According to court documents, beginning in at least July 2016 and continuing through at least May 2023, Yu ordered biochemical products from MilliporeSigma, a subsidiary of multinational science and technology company Merck KGaA, Darmstadt, Germany, with help from Muñoz, a MilliporeSigma salesperson, by falsely representing that Yu was affiliated with a biology research lab at a large Florida university. This fictitious affiliation led MilliporeSigma to provide Yu over $4.9 million worth of discounts and other benefits, such as free overnight shipping, not available to the public. Yu gave Muñoz thousands of dollars in gift cards for facilitating these fraudulent discounted orders. When the products arrived at the university stockroom, a stockroom employee diverted the products to Yu, who repackaged them and shipped them to China. To avoid scrutiny, Yu made false statements about the value and contents of these shipments in export documents.

This scheme continued until MilliporeSigma compliance personnel identified certain orders as suspicious, prompting the company to retain outside counsel who voluntarily disclosed the misconduct to the Department of Justice’s National Security Division only a week later. MilliporeSigma made the disclosure well before its counsel had completed their investigation and understood the full nature and extent of the scheme. MilliporeSigma offered exceptional cooperation to the prosecution team, including by proactively identifying and producing documents to the Department that established probable cause to search residences and electronic devices of culpable individuals. MilliporeSigma’s cooperation allowed investigators to quickly identify the individuals responsible for the scheme, including Yu and Muñoz, and secure their felony guilty pleas. As a result of MilliporeSigma’s timely self-disclosure and extraordinary cooperation, MilliporeSigma will not be charged, despite the criminal wrongdoing committed by Muñoz, a MilliporeSigma employee.

The Defense Criminal Investigative Service; Department of Commerce, Bureau of Industry and Security; and Homeland Security Investigations investigated the case.

Assistant U.S. Attorney Daniel J. Marcet for the Middle District of Florida and Trial Attorney Garrett Coyle of the National Security Division’s Counterintelligence and Export Control Section are prosecuting the cases.

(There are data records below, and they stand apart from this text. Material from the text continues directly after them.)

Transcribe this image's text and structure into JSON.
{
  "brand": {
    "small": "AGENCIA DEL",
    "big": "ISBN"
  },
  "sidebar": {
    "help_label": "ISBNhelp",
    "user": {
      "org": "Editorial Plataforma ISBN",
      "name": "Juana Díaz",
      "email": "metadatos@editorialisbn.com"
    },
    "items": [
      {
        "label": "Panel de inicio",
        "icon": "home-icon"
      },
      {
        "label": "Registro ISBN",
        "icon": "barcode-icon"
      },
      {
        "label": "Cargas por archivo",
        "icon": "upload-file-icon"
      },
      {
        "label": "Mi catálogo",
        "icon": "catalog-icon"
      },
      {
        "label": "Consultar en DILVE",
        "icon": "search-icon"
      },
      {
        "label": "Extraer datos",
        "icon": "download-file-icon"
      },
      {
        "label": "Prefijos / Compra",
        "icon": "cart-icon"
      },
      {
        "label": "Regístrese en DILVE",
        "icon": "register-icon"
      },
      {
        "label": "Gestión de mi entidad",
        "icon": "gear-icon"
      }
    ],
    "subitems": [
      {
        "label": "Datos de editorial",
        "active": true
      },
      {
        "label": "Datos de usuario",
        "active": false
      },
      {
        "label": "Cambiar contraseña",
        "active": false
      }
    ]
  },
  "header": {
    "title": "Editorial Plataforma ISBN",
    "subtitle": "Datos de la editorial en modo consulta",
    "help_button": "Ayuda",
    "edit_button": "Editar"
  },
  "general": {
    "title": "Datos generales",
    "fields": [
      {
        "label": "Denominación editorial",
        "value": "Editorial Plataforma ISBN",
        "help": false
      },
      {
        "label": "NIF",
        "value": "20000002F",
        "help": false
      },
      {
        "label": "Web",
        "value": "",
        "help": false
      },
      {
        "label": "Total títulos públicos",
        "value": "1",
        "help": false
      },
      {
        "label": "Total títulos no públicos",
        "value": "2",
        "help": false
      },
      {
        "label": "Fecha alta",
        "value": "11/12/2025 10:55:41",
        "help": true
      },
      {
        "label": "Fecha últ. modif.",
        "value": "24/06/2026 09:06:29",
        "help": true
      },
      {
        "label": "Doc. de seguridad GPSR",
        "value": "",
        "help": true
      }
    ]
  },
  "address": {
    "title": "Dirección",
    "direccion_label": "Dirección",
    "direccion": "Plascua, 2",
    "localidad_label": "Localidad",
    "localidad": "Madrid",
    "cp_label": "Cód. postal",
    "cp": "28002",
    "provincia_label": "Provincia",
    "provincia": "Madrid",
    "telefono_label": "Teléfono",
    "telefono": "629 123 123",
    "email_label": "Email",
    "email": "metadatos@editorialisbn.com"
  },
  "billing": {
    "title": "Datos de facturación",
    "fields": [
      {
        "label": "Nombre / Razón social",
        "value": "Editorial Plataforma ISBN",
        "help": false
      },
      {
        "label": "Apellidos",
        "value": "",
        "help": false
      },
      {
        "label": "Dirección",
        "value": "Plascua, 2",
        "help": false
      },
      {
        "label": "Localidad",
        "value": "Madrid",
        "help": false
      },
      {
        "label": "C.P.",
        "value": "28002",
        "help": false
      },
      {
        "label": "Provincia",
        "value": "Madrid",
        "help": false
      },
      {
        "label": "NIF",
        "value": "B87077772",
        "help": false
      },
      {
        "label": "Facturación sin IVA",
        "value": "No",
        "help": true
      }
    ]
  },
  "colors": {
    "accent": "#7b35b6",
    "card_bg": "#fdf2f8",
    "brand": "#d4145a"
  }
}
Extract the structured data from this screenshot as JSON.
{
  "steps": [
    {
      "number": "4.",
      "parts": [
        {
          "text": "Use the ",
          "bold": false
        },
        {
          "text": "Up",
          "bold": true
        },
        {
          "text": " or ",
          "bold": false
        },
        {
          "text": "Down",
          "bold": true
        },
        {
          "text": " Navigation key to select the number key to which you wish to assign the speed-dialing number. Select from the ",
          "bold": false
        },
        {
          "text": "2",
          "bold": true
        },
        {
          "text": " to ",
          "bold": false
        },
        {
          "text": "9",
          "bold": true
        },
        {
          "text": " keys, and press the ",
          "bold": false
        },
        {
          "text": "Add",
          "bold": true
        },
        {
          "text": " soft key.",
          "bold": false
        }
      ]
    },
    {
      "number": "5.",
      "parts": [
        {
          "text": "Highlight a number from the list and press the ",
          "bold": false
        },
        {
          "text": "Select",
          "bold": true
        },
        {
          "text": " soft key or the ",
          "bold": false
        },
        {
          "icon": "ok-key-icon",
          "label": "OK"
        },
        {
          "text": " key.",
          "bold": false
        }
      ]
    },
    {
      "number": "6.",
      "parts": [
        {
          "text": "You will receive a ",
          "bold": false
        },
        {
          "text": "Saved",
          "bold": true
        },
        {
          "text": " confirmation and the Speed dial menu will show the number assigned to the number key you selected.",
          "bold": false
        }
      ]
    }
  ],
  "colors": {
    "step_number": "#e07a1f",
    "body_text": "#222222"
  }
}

Note: View the information and plea agreement for Yu.
View the information and plea agreement for Muñoz.

View the declination letter here.

Updated May 22, 2024

National Security